(Given entries Opens)
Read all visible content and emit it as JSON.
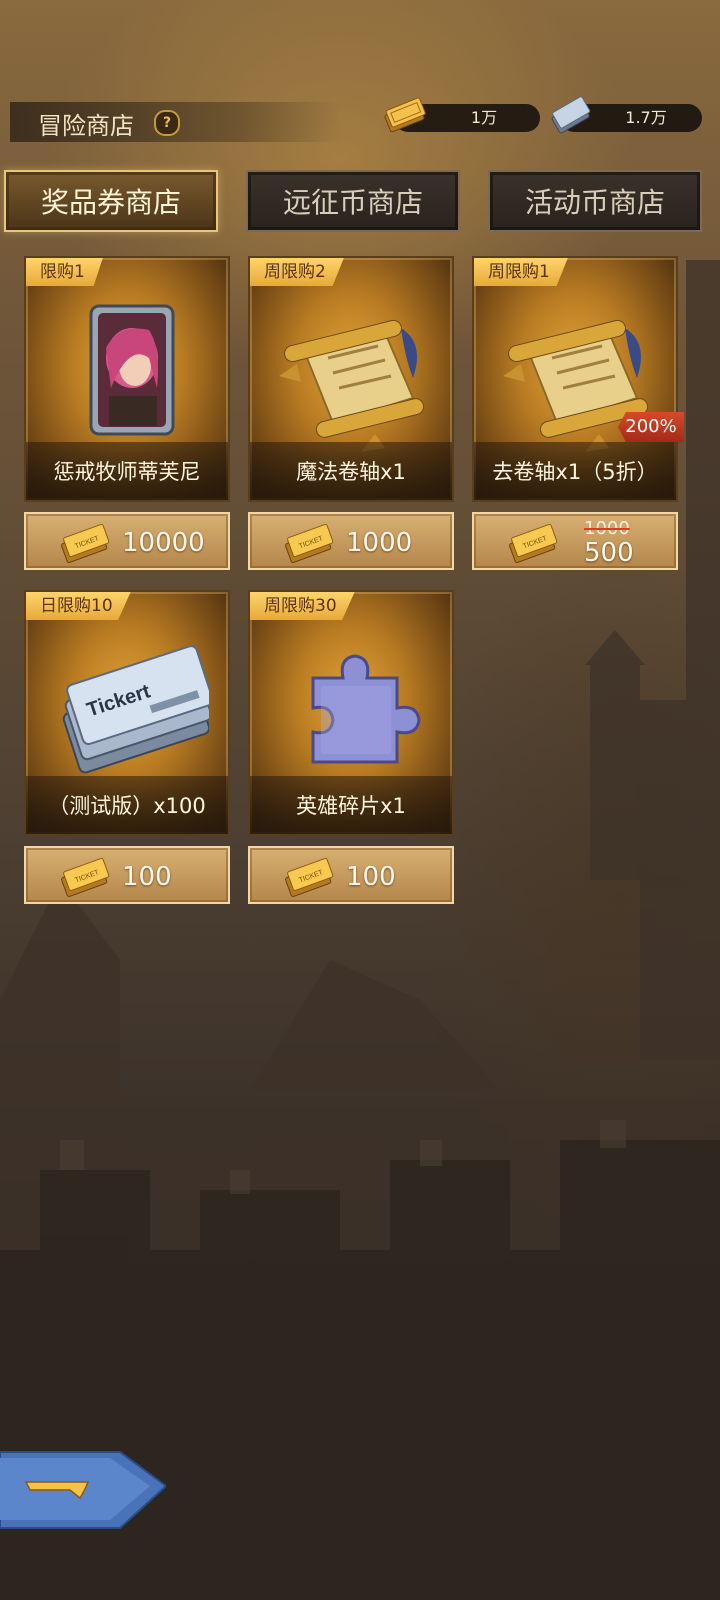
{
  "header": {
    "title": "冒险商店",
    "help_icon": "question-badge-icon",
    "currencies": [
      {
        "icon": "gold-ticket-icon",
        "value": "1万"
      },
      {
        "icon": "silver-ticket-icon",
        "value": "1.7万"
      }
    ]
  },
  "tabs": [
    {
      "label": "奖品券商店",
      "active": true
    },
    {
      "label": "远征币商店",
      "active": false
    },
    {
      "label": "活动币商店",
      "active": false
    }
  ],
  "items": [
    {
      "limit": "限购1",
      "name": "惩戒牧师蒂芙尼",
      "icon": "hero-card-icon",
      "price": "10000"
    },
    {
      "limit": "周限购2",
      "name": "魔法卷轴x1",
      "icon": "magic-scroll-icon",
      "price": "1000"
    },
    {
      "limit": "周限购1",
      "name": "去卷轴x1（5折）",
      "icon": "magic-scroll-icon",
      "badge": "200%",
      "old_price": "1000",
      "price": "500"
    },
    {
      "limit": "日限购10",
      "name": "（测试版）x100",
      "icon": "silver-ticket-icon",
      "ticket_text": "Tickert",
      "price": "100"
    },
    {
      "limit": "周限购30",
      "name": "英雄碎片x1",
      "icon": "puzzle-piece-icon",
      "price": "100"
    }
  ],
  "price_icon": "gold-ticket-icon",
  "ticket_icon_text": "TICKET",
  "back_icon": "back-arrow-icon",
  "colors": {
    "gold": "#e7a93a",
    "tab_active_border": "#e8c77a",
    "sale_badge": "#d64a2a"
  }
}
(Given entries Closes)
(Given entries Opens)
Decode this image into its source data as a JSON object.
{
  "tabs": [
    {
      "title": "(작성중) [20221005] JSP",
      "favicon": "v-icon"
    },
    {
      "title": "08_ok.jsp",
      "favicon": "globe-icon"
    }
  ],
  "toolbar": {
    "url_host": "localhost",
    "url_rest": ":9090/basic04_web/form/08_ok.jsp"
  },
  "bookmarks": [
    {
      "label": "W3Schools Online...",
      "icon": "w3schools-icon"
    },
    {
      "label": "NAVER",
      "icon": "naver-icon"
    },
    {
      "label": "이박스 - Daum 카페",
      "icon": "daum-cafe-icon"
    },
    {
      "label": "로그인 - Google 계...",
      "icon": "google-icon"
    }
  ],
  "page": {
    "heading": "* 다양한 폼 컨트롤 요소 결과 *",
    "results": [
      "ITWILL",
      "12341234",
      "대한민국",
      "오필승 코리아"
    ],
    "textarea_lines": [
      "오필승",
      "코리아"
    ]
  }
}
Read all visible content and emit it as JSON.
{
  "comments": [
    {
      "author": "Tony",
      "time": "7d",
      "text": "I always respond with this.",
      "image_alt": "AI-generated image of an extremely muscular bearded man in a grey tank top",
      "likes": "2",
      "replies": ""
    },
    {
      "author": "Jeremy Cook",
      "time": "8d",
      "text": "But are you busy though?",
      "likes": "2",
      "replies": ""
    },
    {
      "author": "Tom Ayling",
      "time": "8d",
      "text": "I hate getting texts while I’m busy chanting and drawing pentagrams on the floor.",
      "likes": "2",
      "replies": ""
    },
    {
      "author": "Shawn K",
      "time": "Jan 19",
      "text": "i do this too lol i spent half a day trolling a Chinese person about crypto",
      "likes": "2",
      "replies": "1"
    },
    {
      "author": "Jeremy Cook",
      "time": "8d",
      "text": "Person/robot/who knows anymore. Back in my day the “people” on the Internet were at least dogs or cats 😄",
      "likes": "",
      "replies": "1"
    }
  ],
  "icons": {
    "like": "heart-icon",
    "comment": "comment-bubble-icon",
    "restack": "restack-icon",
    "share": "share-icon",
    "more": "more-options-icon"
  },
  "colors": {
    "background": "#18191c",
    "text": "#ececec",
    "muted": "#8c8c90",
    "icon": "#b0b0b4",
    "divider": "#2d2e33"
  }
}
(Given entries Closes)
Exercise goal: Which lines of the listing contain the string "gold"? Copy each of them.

Expected output:
        "icon": "gold-ticket-icon",
  "price_icon": "gold-ticket-icon",
    "gold": "#e7a93a",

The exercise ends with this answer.